Not Noor here!
My name is Meredith Miller, a self-published author from the Association of Merry Makers, for which I write free books of short stories like Hotel Hart. My life goal is to get sponsored as an author by Pizza Hut.
As someone who writes stories, a big question that comes up in my head is, “Why do people read?”
There are a bunch of reasons. Who hasn’t had a bad day and curled up with a good fantasy, or tried to solve the guess the killer in a mystery novel, or even felt the thrill of Pennywise giggling behind them?
But I think there’s something more important than these. To me, reading can be summarized in a quote from Atticus Finch, a good ol’ southern lawyer in To Kill a Mockingbird.
“You never really understand a person until you consider things from his point of view… Until you climb into his skin and walk around in it.”
There it is. That’s what it is. People care, people love, people want to understand others. To me, a novel is empathy put on paper, a way to understand yourself and others. And that is what I base my writing on, friends. I don’t know many of you, but I like to think of my stories as a hug.
I hope that if you feel like one of my characters is like you, they’re happy. If you feel personified by a sad, hurt character, I hope my stories offer hope and healing.
Did you know that in medicine, it seems that wounds that hurt while you heal tend to leave fewer scars? It’s something to do with the life in the wounded area. The pain means that the nerves afflicted with, say, a cut, are still alive and well, which means that the area is alive as well. Because of this, the cut will heal better. Pain is an indicator that we still feel, still live.
I’m sorry, I ramble. I’m glad you read this and I leave you with a short excerpt from Hotel Hart. I hope that you empathize with my work from far away. If you feel like this relates to a wound of yours, I apologize and hope the healing doesn’t hurt too much.
Thank you.
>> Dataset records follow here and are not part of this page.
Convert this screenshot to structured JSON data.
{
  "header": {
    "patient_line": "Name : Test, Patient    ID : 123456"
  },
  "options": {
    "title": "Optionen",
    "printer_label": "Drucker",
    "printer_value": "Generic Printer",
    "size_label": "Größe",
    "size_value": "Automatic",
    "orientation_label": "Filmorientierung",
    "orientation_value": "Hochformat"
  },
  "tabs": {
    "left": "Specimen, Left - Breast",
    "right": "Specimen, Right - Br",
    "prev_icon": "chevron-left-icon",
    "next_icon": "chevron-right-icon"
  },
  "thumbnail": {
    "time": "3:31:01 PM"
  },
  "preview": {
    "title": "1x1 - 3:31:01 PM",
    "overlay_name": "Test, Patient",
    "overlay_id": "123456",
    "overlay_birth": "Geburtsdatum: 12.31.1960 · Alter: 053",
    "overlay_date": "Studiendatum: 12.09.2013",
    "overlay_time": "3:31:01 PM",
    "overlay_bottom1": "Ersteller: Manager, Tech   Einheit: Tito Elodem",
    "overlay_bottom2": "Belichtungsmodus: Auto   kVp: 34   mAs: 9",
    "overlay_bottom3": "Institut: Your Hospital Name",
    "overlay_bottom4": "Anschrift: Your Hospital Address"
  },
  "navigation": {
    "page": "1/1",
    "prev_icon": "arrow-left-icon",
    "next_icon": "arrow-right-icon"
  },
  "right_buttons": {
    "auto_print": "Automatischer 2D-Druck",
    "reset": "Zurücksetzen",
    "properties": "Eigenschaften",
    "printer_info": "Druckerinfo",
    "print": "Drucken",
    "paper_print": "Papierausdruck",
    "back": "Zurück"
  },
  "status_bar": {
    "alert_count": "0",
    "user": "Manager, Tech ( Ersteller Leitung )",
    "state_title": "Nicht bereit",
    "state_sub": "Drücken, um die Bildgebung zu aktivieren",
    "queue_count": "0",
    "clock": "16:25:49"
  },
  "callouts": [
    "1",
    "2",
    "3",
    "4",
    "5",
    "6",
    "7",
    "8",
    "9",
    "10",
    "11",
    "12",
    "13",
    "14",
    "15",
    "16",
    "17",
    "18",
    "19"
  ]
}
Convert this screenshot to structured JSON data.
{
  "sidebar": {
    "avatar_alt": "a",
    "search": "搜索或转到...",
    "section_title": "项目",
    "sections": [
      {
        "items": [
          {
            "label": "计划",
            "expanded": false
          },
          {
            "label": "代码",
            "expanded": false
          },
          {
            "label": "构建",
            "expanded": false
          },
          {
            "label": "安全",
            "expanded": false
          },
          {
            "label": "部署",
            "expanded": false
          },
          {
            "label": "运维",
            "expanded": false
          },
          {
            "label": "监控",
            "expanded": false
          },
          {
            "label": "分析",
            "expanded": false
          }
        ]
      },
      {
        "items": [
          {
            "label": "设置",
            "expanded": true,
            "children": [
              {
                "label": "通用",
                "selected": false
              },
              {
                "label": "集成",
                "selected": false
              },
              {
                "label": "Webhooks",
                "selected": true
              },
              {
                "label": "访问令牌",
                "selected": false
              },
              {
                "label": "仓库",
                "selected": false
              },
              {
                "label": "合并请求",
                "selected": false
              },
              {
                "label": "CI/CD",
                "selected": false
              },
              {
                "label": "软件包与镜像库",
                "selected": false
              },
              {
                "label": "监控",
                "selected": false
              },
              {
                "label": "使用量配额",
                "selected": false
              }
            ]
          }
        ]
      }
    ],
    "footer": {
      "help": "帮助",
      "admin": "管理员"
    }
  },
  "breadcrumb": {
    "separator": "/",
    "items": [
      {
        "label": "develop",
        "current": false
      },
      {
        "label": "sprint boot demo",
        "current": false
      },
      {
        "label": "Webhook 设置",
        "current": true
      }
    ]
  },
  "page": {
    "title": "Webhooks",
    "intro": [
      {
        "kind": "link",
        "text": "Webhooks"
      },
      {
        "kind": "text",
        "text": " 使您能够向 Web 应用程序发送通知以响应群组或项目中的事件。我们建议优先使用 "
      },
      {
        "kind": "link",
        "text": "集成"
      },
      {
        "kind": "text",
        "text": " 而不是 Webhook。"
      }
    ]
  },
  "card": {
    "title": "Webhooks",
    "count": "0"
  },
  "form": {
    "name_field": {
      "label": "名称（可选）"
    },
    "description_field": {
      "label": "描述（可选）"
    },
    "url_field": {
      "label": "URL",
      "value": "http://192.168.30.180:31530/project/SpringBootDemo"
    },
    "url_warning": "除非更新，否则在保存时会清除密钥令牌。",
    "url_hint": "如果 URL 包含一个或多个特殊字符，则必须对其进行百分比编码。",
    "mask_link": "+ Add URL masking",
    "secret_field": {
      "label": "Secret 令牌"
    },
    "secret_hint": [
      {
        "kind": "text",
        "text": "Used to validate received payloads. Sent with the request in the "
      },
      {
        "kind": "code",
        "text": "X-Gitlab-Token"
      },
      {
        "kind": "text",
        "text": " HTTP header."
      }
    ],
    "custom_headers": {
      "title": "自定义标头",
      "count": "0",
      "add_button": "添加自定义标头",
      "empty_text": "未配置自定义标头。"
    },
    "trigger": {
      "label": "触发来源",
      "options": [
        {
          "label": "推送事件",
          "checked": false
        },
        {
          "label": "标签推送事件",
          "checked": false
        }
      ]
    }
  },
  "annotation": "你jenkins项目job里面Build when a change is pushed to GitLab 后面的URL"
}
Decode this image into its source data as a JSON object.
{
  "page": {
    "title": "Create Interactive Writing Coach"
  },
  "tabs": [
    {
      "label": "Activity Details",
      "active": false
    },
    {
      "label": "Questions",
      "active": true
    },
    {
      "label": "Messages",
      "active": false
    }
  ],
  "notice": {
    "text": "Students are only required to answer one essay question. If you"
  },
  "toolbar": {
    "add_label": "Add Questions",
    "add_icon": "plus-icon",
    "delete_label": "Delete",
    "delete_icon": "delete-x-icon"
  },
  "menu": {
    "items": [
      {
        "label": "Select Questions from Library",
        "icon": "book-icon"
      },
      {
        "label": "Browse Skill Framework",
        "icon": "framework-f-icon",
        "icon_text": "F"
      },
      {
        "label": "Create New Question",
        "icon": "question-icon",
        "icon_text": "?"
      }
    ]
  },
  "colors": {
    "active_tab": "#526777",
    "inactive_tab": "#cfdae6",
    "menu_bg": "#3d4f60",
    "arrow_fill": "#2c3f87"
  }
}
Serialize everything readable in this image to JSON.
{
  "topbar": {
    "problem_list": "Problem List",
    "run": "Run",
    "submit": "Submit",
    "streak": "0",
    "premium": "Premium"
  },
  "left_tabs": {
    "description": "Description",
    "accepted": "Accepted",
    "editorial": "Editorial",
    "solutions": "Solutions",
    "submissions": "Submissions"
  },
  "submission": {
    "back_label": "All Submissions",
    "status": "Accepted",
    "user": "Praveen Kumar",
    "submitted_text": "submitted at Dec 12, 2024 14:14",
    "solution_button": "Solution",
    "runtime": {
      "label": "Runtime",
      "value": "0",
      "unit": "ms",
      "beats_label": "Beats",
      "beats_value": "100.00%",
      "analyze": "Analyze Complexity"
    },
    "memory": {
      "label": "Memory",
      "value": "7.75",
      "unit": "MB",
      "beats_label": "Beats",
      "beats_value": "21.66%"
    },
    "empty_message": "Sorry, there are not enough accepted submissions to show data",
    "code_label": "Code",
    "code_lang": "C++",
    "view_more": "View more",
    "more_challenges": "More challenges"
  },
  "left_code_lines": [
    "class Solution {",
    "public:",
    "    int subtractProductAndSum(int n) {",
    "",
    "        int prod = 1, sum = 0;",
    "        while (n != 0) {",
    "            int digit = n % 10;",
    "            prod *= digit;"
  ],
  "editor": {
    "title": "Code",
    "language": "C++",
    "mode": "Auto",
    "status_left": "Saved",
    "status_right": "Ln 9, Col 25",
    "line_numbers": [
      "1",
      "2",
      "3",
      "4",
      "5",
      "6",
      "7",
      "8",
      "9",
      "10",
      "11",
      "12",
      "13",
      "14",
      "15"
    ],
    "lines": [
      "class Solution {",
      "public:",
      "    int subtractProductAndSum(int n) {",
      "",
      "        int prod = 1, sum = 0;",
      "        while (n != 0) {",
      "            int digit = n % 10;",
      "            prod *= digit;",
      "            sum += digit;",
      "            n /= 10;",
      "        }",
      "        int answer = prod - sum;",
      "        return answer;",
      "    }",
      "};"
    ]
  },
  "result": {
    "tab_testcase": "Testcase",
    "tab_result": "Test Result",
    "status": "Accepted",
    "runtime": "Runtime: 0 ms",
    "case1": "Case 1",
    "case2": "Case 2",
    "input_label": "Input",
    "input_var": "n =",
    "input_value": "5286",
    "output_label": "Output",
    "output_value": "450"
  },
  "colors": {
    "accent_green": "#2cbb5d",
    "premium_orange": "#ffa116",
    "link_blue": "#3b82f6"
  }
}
I love you
“When you were trying, I was there to help. Being a tour guide doesn’t do much for money, but I helped a little. I was supporting and if there was any believing to be done, I was good at that too.
“And now you’re making it. It’s so incredible, and it’s scary because I’m just a poor tour guide.”
His stomach tugged because he felt like he was weighing a genius down.
“I can’t make the money that you’ll be making. Just this honeymoon stretched me like a rubber band. And you’ll have thousands of fans and critics.”
“And one husband.”
“Sure. It’s just… I can’t explain. You know when there’s a peach and you’re trying to cut it but it’s too ripe, so you try as hard as you can not to squeeze it to mush? That’s how my heart feels right now.”
He fiddled a little with the band of his old watch. “It feels like my life has led up to me being here for you and helping you become the amazing artist you are. I made the money so you could focus on the craft, telling you it was possible; loving you. And now you’ve reached your goal. I can’t help anymore. It’s so empty.”
“I’ll always need you. And by the way? As long as you care about me, I never need to design another dress ever again.”
“But… you said that designing was like breathing to you.”
“It is. But I love you.”
“I love you too. And I’m proud of you. I’m happy being the artist’s husband. As long as I’m not holding you down. I could be an eventual stay-at-home-dad.”
“You’re not just that. You’re my muse.”